by Mel Borup-Chandler
The Greek term Apologia is the root word for apologetics, which means “the ability of an orator to be able to defend one’s viewpoint.” As a debater, each year we were given a controversial topic in science called a legitimate controversy. That topic was the source of our debates during that year. To prepare, we would collect quotes, excerpts, and evidentiary statements to argue our topic on both sides of the issue. We had hundreds of sources arranged on index cards. We could argue successfully for or against our topic. Some of us would purchase commercial products designed for debaters, but we supplemented with our own original material. This gave us an advantage over our opponents by letting us present something they did not know or weren’t prepared to argue. Our sources were scientific journals, books, newspapers and magazines. It was more difficult then, because the internet did not yet exist. We were studying and reading all year in preparation.
In competition, we were given just a few minutes to prepare arguments. We never knew beforehand which side we would argue so we prepared ourselves to argue either position. A judge kept track of both debate teams, often made flow charts of how the debates were going, and awarded points based on the arguments of each participant or team with either fact or emotion. It was simple: whoever scored the most points or was most convincing won. We prepared for every possibility knowing what the arguments would be and how to overcome each particular source or comment. On the day of competition, we crossed our fingers and hoped that, somehow, we could trip up our competition and score a victory, but we were also well prepared and practiced. Our debates were passionate, heated, and quick and followed a time limit. Most of us, by the end of the year, had developed a personal opinion as to which side was correct, but we could argue both sides of the argument. During the year, we studied each side so extensively that once we made up our minds we seldom changed them. In debate, what mattered most were preparation, presentation, and skill.
Experienced debaters, who have years of training and study, are careful debaters. They may be able to persuade and win a debate with very little evidence but it is because they have honed and developed their skills over time and practiced. Most people aren’t able to do what they do, even though they may think they are well versed, capable and prepared to debate at a moment’s notice. Developing these types of skills takes time and practice.
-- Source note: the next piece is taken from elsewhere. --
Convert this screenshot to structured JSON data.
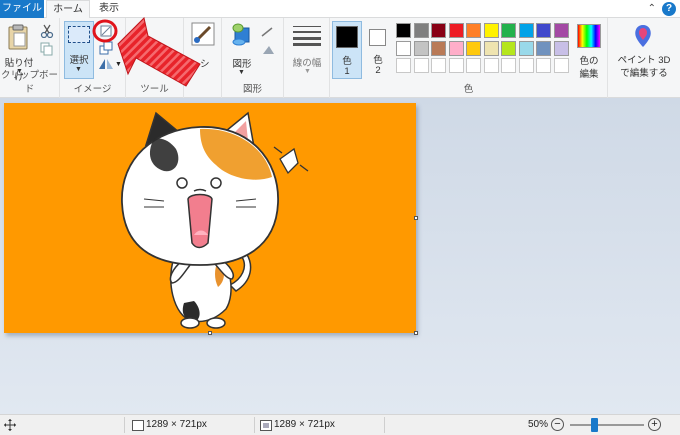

Another downside is that truth does not always win the day. Quite often cleverness and trickery also yield results.
Debates with anti-Mormons, for most, are like walking into a blind alley without an escape plan. You will not change their mind, but they may change yours and the trauma is real. Faith must be nurtured. God does not expect us to be scholars or to be able to defend our faith in this manner. He does expect us to use our judgment, follow the counsel of his leaders and exercise our faith and skill. The prophet Moroni tells us “…when ye have received these things…ask God…in the name of Christ if these things are not true; and if ye will ask with a sincere heart with real intent, having faith in Christ, he will manifest the truth of it unto you through the power of the Holy Ghost, and by the power of the Holy Ghost ye may know the truth of all things. (See Moroni 10:4-5).
It is wise follow the teachings of our leaders by not subjecting ourselves to anti-Mormons. However, several years ago, The Foundation for Apologetic Information & Research (FAIR) was established. (See http://www.fairlds.org). It is a non-profit organization dedicated to providing well-documented answers to criticisms of LDS (Mormon) doctrine, belief and practice. Most members will find this organization a really valuable tool to help you nurture and increase your faith.
The Lord tells us “…as all have not faith, seek ye diligently and teach one another words of wisdom; yea, seek ye out of the best books words of wisdom; seek learning, even by study and also by faith. D&C 88:118
Mel Borup-Chandler and his wife Sandra reside in in North LA County. Mel is a lifelong member of the church and his wife Sandra is a convert.